__Stored data entries__:
★ ★ ★ ★ ★ ★ ★

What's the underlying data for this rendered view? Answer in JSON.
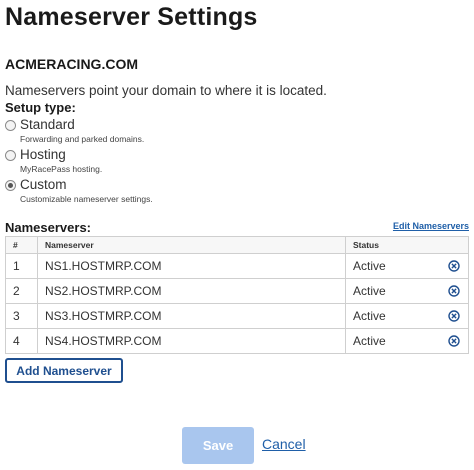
{
  "page": {
    "title": "Nameserver Settings",
    "domain": "ACMERACING.COM",
    "description": "Nameservers point your domain to where it is located.",
    "setup_type_label": "Setup type:"
  },
  "setup_options": [
    {
      "label": "Standard",
      "sub": "Forwarding and parked domains.",
      "checked": false
    },
    {
      "label": "Hosting",
      "sub": "MyRacePass hosting.",
      "checked": false
    },
    {
      "label": "Custom",
      "sub": "Customizable nameserver settings.",
      "checked": true
    }
  ],
  "nameservers": {
    "label": "Nameservers:",
    "edit_link": "Edit Nameservers",
    "columns": [
      "#",
      "Nameserver",
      "Status"
    ],
    "rows": [
      {
        "num": "1",
        "name": "NS1.HOSTMRP.COM",
        "status": "Active"
      },
      {
        "num": "2",
        "name": "NS2.HOSTMRP.COM",
        "status": "Active"
      },
      {
        "num": "3",
        "name": "NS3.HOSTMRP.COM",
        "status": "Active"
      },
      {
        "num": "4",
        "name": "NS4.HOSTMRP.COM",
        "status": "Active"
      }
    ],
    "add_button": "Add Nameserver"
  },
  "actions": {
    "save": "Save",
    "cancel": "Cancel"
  },
  "icons": {
    "remove": "remove-circle-icon"
  },
  "colors": {
    "link": "#1f5fa8",
    "add_button_border": "#1f4f8f",
    "save_disabled_bg": "#a9c6ee",
    "remove_icon": "#1f4f8f"
  }
}
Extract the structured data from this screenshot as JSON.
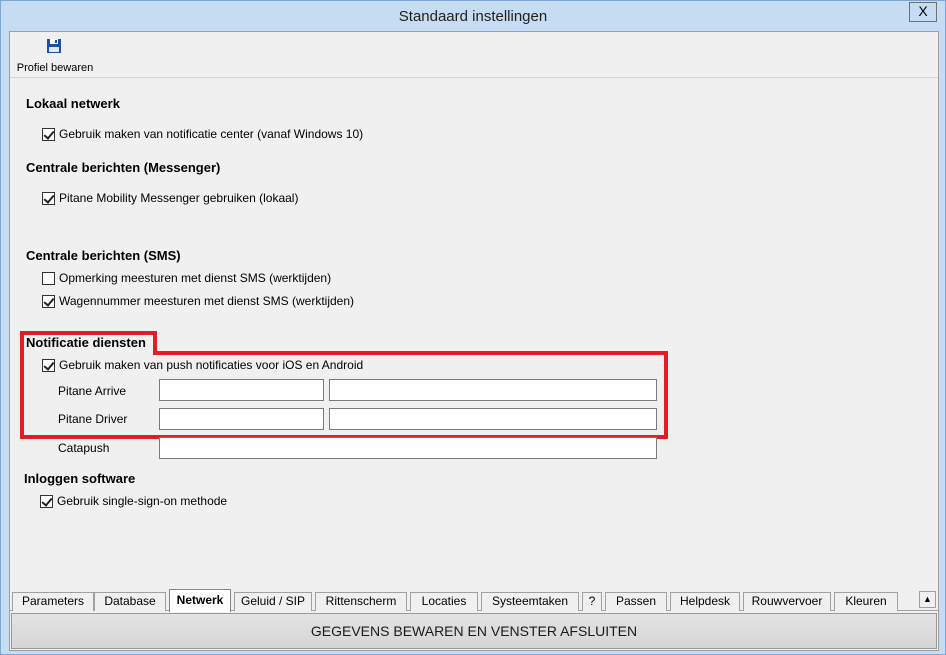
{
  "window": {
    "title": "Standaard instellingen",
    "close_label": "X"
  },
  "toolbar": {
    "save_profile_label": "Profiel bewaren",
    "save_icon": "floppy-disk-icon"
  },
  "sections": {
    "local_network": {
      "title": "Lokaal netwerk",
      "notification_center": {
        "label": "Gebruik maken van notificatie center (vanaf Windows 10)",
        "checked": true
      }
    },
    "messenger": {
      "title": "Centrale berichten (Messenger)",
      "use_messenger": {
        "label": "Pitane Mobility Messenger gebruiken (lokaal)",
        "checked": true
      }
    },
    "sms": {
      "title": "Centrale berichten (SMS)",
      "remark": {
        "label": "Opmerking meesturen met dienst SMS (werktijden)",
        "checked": false
      },
      "vehicle": {
        "label": "Wagennummer meesturen met dienst SMS (werktijden)",
        "checked": true
      }
    },
    "notifications": {
      "title": "Notificatie diensten",
      "push": {
        "label": "Gebruik maken van push notificaties voor iOS en Android",
        "checked": true
      },
      "arrive_label": "Pitane Arrive",
      "driver_label": "Pitane Driver",
      "catapush_label": "Catapush",
      "arrive_key": "",
      "arrive_secret": "",
      "driver_key": "",
      "driver_secret": "",
      "catapush_value": ""
    },
    "login": {
      "title": "Inloggen software",
      "sso": {
        "label": "Gebruik single-sign-on methode",
        "checked": true
      }
    }
  },
  "tabs": [
    "Parameters",
    "Database",
    "Netwerk",
    "Geluid / SIP",
    "Rittenscherm",
    "Locaties",
    "Systeemtaken",
    "?",
    "Passen",
    "Helpdesk",
    "Rouwvervoer",
    "Kleuren"
  ],
  "active_tab": "Netwerk",
  "footer": {
    "save_close_label": "GEGEVENS BEWAREN EN VENSTER AFSLUITEN"
  },
  "colors": {
    "highlight": "#e31c25",
    "titlebar": "#c6dcf2"
  }
}
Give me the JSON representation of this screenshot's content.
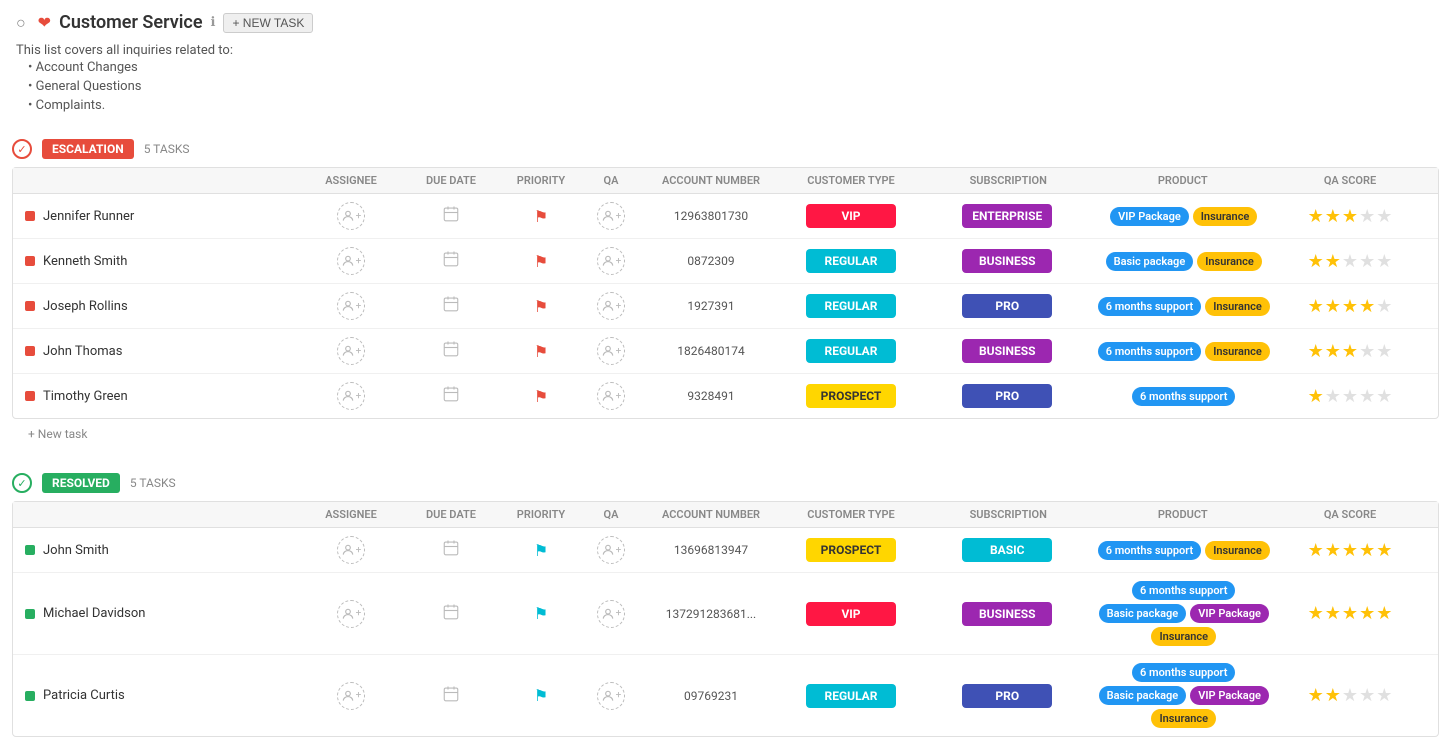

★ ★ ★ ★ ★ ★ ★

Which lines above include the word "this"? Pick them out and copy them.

What's the underlying data for this rendered view? Answer in JSON.
Extract the structured data from this screenshot as JSON.
Give me the JSON representation of this screenshot's content.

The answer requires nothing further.